Innovating to Ease Strain on Frontline Workers
Working in health care is hard. And over the past few years, it has become even harder.
The pandemic years led to lots of burnout for health care workers, leading many to leave the workforce for other jobs. At the same time, we're seeing greater health care needs for the baby boomer generation.
Innovation is the Key to Difficult Problems
Solving difficult problems like the strain on health care workers requires new solutions—all the easy problems in health care have already been solved.
We realized the answers can be found in all of us. Encouraging frontline teams to always be asking “why” and “what if” is the key to innovation.
That is what makes my work on the Ambulatory Operations Committee so rewarding. We’re empowering our frontline staff and clinicians to identify problems and brainstorm solutions.
We’re already seeing success in two pain points.
Reining in MyChart Message Volume
MyChart messages are a great online tool for communication between patients, staff, and providers. Providers can access messages any time. But like anyone who gets office email or texts on their phone over the weekend, it’s draining to always be reachable.
Over the past few years, the volume of MyChart messages increased 10% faster than the volume of patient visits. Many of our providers were checking and answering messages all the time in order to keep up.
We were seeing “pajama time” go up as health care providers checked their messages after hours and on weekends.

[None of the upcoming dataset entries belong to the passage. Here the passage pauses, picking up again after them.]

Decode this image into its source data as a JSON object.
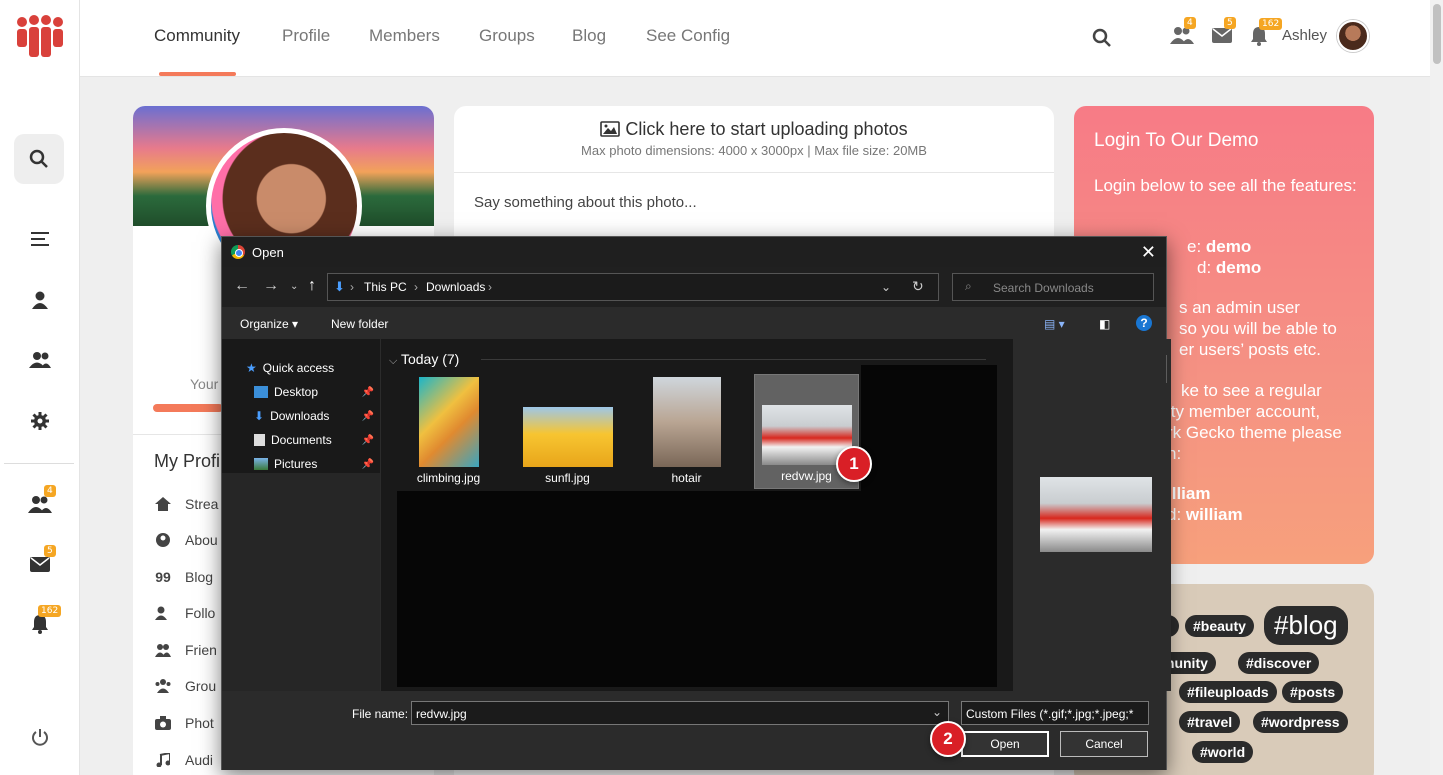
{
  "nav": {
    "items": [
      "Community",
      "Profile",
      "Members",
      "Groups",
      "Blog",
      "See Config"
    ]
  },
  "topbar": {
    "user_name": "Ashley",
    "friends_badge": "4",
    "messages_badge": "5",
    "notifications_badge": "162"
  },
  "rail": {
    "friends_badge": "4",
    "messages_badge": "5",
    "notifications_badge": "162"
  },
  "profile": {
    "your_label": "Your",
    "my_profile": "My Profi",
    "menu": [
      "Strea",
      "Abou",
      "Blog",
      "Follo",
      "Frien",
      "Grou",
      "Phot",
      "Audi"
    ]
  },
  "upload": {
    "title": "Click here to start uploading photos",
    "subtitle": "Max photo dimensions: 4000 x 3000px | Max file size: 20MB",
    "placeholder": "Say something about this photo..."
  },
  "login": {
    "title": "Login To Our Demo",
    "line1": "Login below to see all the features:",
    "username_prefix": "e:",
    "username": "demo",
    "password_prefix": "d:",
    "password": "demo",
    "admin1": "s an admin user",
    "admin2": "so you will be able to",
    "admin3": "er users’ posts etc.",
    "reg1": "ke to see a regular",
    "reg2": "ity member account,",
    "reg3": "rk Gecko theme please",
    "reg4": "n:",
    "user2": "illiam",
    "pass2_prefix": "d:",
    "pass2": "william"
  },
  "tags": [
    "g",
    "#beauty",
    "#blog",
    "munity",
    "#discover",
    "#fileuploads",
    "#posts",
    "#travel",
    "#wordpress",
    "#world"
  ],
  "dialog": {
    "title": "Open",
    "breadcrumb": [
      "This PC",
      "Downloads"
    ],
    "search_placeholder": "Search Downloads",
    "organize": "Organize",
    "new_folder": "New folder",
    "nav_items": [
      "Quick access",
      "Desktop",
      "Downloads",
      "Documents",
      "Pictures"
    ],
    "group": "Today (7)",
    "files": [
      "climbing.jpg",
      "sunfl.jpg",
      "hotair",
      "redvw.jpg"
    ],
    "file_name_label": "File name:",
    "file_name_value": "redvw.jpg",
    "file_type": "Custom Files (*.gif;*.jpg;*.jpeg;*",
    "open_button": "Open",
    "cancel_button": "Cancel"
  },
  "markers": [
    "1",
    "2"
  ],
  "colors": {
    "accent": "#f47a5a",
    "marker": "#d91f26",
    "badge": "#f5a623"
  }
}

Our providers were not able to come back on Monday morning ready for the new week because they didn’t recharge their batteries. Our providers felt like they should be checking their messages, even during family time.
So we combined frontline voices throughout our organization with our IT experts. We took a look at what we could do to cut down on the incoming volume while still providing excellent care for our patients. This innovative team identified and implemented several system changes in MyChart, including:
- Communicating to patients that they will be messaging the office of their provider, not the provider directly. We also let patients know their message was received and they would hear back within three business days—reassuring them we are working on their message.
- Allowing our teams 180 minutes—instead of 60 minutes—to notify patients of new lab results. This makes it possible to “batch” the messages, cutting down on the overall volume.
- Filtering out messages that simply say “Thank you” to reduce clutter in the provider’s inbox.
- Modifying the user interface by linking refill requests directly to the medication page, highlighting a link to the National Library of Medicine for information requests, and moving the “message the provider” option down the menu a few clicks.
As a result of these simple but innovative changes, we have seen the growth of MyChart messages flatten to where it's growing slower than the rate of patient visits. This is a fantastic first step to easing the strain on our frontline workforce.
Finding More Room at the Clinics When We Thought There Was None
Visits to our clinics along the Wasatch Front have been growing. Many of us felt that our clinics were full and we couldn’t see any more patients in the space we had. Our access challenges put additional strain on health care workers who are unable to deliver care to the patients that need it.
But data analytics turned up something surprising: We were actually not that full.
Our clinic rooms were used only about 31% of the hours during the workweek.
That reset a lot of our thinking on the topic. We went from a mindset of, “We’re full, we need to build new buildings,” to thinking that we can see more patients in the space we have. We could do that as long as we were smart about having enough providers and staff on hand.
So how do we address change? We gave the data to our frontline clinic leaders.
Over the course of six months, they increased room usage to 33%. They took the data, experimented, and brainstormed how to increase usage themselves—even before any leaders asked them to. They shared best practices with other clinic leaders and learned from each other.
We anticipate that usage will continue to rise as our teams find new solutions. At the same time, we’re experimenting with ways to reduce the less necessary tasks our frontline staff perform or reassign them to others so we can extend the reach of our health care workers. That means our patients have more access to our care.
What the Future Holds
These are just the beginnings of solutions found by encouraging a spirit of innovation. Other issues the Ambulatory Operations Committee is currently working on include:
- Optimizing a high-quality virtual visit platform that is financially sustainable and equitable.
- Addressing racial and ethnic disparities in the health care environment.
These are all hard problems that won’t be solved by the same old thinking. But University of Utah Health has a well-earned reputation for innovation.
If anyone can do it, we can.
Richard Orlandi, MD, MBA
Richard Orlandi is a tenured professor of otolaryngology-head and neck surgery at the Spencer Fox Eccles School of Medicine at the University of Utah. He serves as Chief Medical Officer of Ambulatory Health for U of U Health. Orlandi is the most experienced of only a few fellowship-trained nasal and sinus specialists in the Mountain West. He received an MD from New York University Medical Center and completed residency in otolaryngology at UCLA Medical Center and a fellowship in rhinology and sinus surgery at the University of Pennsylvania. He also received an MBA from the University of Utah.